India's coronavirus death toll is up to 10 times higher than the nearly 415,000 fatalities reported by authorities, likely making it the country's worst humanitarian disaster since independence, a United States research group said on Tuesday.
The Centre for Global Development study's estimate is the highest yet for the carnage in the South Asian nation of 1.3 billion people, which is emerging from a devastating surge partly fuelled by the Delta variant in April and May.
The study — which analysed data from the start of the pandemic to June this year — suggested that between 3.4 million and 4.7m people had died from the virus.
“True deaths are likely to be in the several millions, not hundreds of thousands, making this arguably India's worst human tragedy since partition and independence,” the researchers said.
India's official death toll of just over 414,000 is the world's third-highest after the United States' 609,000 fatalities and Brazil's 542,000.
Experts have been casting doubt on India's toll for months, blaming the stressed health service rather than deliberate misinformation.
Several Indian states have revised their virus tolls in recent weeks, adding thousands of “backlog” deaths.
The centre's report was based on estimating “excess mortality”, the number of extra people who died compared with pre-crisis figures.
The authors — which included Arvind Subramanian, a former chief government economic adviser — did this partly by analysing death registrations in some states as well as a recurring national economic study.
The researchers, which also included a Harvard University expert, acknowledged that estimating mortality with statistical confidence was difficult.
“(But) all estimates suggest that the death toll from the pandemic is likely to be an order of magnitude greater than the official count,” they said.
Christophe Guilmoto, a specialist in Indian demography at France's Research Institute for Development, this month estimated that the death toll was nearer 2.2m by late May.
India's death rate per million was nearly half the world average and Guilmoto said “such a low figure contradicts the apparent severity of a crisis that has struck most Indian families across the country”.
Guilmoto's team concluded that only one coronavirus death in seven was recorded.

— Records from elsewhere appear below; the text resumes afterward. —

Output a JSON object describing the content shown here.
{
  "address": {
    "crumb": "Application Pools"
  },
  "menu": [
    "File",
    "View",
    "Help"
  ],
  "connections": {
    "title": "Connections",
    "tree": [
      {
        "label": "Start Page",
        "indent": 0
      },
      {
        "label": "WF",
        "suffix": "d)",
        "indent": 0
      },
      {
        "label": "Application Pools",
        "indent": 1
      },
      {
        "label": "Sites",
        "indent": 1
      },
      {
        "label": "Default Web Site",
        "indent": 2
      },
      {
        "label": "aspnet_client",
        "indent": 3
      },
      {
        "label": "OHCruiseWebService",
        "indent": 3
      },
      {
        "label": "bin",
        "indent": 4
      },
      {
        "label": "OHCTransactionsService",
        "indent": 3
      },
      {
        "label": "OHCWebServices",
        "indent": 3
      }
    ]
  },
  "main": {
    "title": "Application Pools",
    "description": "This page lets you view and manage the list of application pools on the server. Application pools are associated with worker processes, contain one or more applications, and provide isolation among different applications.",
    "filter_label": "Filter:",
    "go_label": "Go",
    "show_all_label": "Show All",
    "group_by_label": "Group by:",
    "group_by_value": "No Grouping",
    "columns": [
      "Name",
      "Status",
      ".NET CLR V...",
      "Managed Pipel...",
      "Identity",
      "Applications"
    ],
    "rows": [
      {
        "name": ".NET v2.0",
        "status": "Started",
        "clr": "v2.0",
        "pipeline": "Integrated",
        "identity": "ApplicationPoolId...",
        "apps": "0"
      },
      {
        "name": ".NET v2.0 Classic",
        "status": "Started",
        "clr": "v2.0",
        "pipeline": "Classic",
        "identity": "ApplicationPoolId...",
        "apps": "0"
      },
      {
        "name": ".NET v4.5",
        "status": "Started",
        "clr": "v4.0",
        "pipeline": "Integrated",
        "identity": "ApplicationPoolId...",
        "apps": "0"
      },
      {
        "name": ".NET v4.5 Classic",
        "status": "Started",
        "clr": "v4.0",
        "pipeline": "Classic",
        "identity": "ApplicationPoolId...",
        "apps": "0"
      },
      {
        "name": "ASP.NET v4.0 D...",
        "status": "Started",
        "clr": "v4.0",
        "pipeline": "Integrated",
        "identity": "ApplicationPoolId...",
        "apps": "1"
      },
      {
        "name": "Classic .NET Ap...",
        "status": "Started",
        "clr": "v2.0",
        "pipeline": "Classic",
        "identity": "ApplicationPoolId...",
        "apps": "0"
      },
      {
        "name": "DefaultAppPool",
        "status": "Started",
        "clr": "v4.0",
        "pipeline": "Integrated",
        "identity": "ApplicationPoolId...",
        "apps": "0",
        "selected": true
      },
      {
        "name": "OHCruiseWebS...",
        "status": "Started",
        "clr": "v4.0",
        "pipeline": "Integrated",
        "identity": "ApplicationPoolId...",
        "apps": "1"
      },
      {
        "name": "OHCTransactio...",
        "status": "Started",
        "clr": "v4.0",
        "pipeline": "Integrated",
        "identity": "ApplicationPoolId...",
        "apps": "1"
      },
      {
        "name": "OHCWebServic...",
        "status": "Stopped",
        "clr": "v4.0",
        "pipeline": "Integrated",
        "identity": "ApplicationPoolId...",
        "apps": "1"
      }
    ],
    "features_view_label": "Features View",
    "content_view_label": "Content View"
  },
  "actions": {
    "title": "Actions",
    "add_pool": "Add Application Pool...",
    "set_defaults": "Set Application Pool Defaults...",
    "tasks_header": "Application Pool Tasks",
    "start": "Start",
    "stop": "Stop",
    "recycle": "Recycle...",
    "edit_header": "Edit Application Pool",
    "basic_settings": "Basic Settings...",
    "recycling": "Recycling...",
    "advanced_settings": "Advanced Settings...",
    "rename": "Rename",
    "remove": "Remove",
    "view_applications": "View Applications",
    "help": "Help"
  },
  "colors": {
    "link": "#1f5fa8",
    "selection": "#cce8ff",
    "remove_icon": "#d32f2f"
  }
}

A model by the US-based Institute for Health Metrics and Evaluation estimated that the Covid toll could be more than 1.25m.
India's health ministry last month slammed The Economist magazine for publishing a story that said excess deaths were between five and seven times higher than the official toll, calling it “speculative” and “misinformed”.
A World Health Organisation report in May said up to three times more people had died around the globe during the pandemic — from coronavirus or other causes — than indicated by official statistics.